Segment Start: DATA PROVIDED

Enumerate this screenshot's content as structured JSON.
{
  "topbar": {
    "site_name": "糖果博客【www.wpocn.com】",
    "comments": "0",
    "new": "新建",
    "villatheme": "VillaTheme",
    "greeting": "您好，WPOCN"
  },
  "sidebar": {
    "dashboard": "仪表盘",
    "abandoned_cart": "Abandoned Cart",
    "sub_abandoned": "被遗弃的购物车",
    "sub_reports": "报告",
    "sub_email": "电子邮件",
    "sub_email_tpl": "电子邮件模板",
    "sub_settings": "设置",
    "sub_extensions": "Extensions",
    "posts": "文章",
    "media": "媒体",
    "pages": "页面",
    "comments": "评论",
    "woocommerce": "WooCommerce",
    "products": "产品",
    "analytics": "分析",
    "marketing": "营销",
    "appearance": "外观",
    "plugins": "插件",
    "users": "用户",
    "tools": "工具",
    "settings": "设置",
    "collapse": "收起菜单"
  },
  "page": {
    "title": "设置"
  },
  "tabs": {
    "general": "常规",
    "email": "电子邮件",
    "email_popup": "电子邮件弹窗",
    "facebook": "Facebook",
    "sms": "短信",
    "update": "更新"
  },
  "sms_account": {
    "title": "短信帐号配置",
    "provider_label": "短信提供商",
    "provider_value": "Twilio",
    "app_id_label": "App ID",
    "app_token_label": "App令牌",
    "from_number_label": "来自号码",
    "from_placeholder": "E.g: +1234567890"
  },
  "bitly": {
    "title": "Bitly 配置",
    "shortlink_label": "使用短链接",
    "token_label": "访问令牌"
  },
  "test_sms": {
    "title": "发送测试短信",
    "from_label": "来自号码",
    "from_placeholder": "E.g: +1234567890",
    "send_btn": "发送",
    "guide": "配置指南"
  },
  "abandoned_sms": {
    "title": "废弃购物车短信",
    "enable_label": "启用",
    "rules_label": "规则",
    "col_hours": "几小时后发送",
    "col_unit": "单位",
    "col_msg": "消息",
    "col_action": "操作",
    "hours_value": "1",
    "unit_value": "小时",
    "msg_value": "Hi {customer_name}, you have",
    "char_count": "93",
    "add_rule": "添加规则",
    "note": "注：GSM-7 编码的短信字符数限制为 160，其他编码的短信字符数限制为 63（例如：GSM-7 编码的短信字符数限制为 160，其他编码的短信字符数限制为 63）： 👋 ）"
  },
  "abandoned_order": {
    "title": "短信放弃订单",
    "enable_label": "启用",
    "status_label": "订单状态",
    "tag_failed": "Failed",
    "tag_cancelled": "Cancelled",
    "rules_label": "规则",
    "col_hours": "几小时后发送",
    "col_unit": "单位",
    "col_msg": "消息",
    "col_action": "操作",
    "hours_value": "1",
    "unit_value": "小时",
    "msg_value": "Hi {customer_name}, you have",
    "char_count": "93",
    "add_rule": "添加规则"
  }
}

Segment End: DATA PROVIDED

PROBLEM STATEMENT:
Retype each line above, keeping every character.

ANSWER SECTION:
Enumerate this screenshot's content as structured JSON.
{
  "topbar": {
    "site_name": "糖果博客【www.wpocn.com】",
    "comments": "0",
    "new": "新建",
    "villatheme": "VillaTheme",
    "greeting": "您好，WPOCN"
  },
  "sidebar": {
    "dashboard": "仪表盘",
    "abandoned_cart": "Abandoned Cart",
    "sub_abandoned": "被遗弃的购物车",
    "sub_reports": "报告",
    "sub_email": "电子邮件",
    "sub_email_tpl": "电子邮件模板",
    "sub_settings": "设置",
    "sub_extensions": "Extensions",
    "posts": "文章",
    "media": "媒体",
    "pages": "页面",
    "comments": "评论",
    "woocommerce": "WooCommerce",
    "products": "产品",
    "analytics": "分析",
    "marketing": "营销",
    "appearance": "外观",
    "plugins": "插件",
    "users": "用户",
    "tools": "工具",
    "settings": "设置",
    "collapse": "收起菜单"
  },
  "page": {
    "title": "设置"
  },
  "tabs": {
    "general": "常规",
    "email": "电子邮件",
    "email_popup": "电子邮件弹窗",
    "facebook": "Facebook",
    "sms": "短信",
    "update": "更新"
  },
  "sms_account": {
    "title": "短信帐号配置",
    "provider_label": "短信提供商",
    "provider_value": "Twilio",
    "app_id_label": "App ID",
    "app_token_label": "App令牌",
    "from_number_label": "来自号码",
    "from_placeholder": "E.g: +1234567890"
  },
  "bitly": {
    "title": "Bitly 配置",
    "shortlink_label": "使用短链接",
    "token_label": "访问令牌"
  },
  "test_sms": {
    "title": "发送测试短信",
    "from_label": "来自号码",
    "from_placeholder": "E.g: +1234567890",
    "send_btn": "发送",
    "guide": "配置指南"
  },
  "abandoned_sms": {
    "title": "废弃购物车短信",
    "enable_label": "启用",
    "rules_label": "规则",
    "col_hours": "几小时后发送",
    "col_unit": "单位",
    "col_msg": "消息",
    "col_action": "操作",
    "hours_value": "1",
    "unit_value": "小时",
    "msg_value": "Hi {customer_name}, you have",
    "char_count": "93",
    "add_rule": "添加规则",
    "note": "注：GSM-7 编码的短信字符数限制为 160，其他编码的短信字符数限制为 63（例如：GSM-7 编码的短信字符数限制为 160，其他编码的短信字符数限制为 63）： 👋 ）"
  },
  "abandoned_order": {
    "title": "短信放弃订单",
    "enable_label": "启用",
    "status_label": "订单状态",
    "tag_failed": "Failed",
    "tag_cancelled": "Cancelled",
    "rules_label": "规则",
    "col_hours": "几小时后发送",
    "col_unit": "单位",
    "col_msg": "消息",
    "col_action": "操作",
    "hours_value": "1",
    "unit_value": "小时",
    "msg_value": "Hi {customer_name}, you have",
    "char_count": "93",
    "add_rule": "添加规则"
  }
}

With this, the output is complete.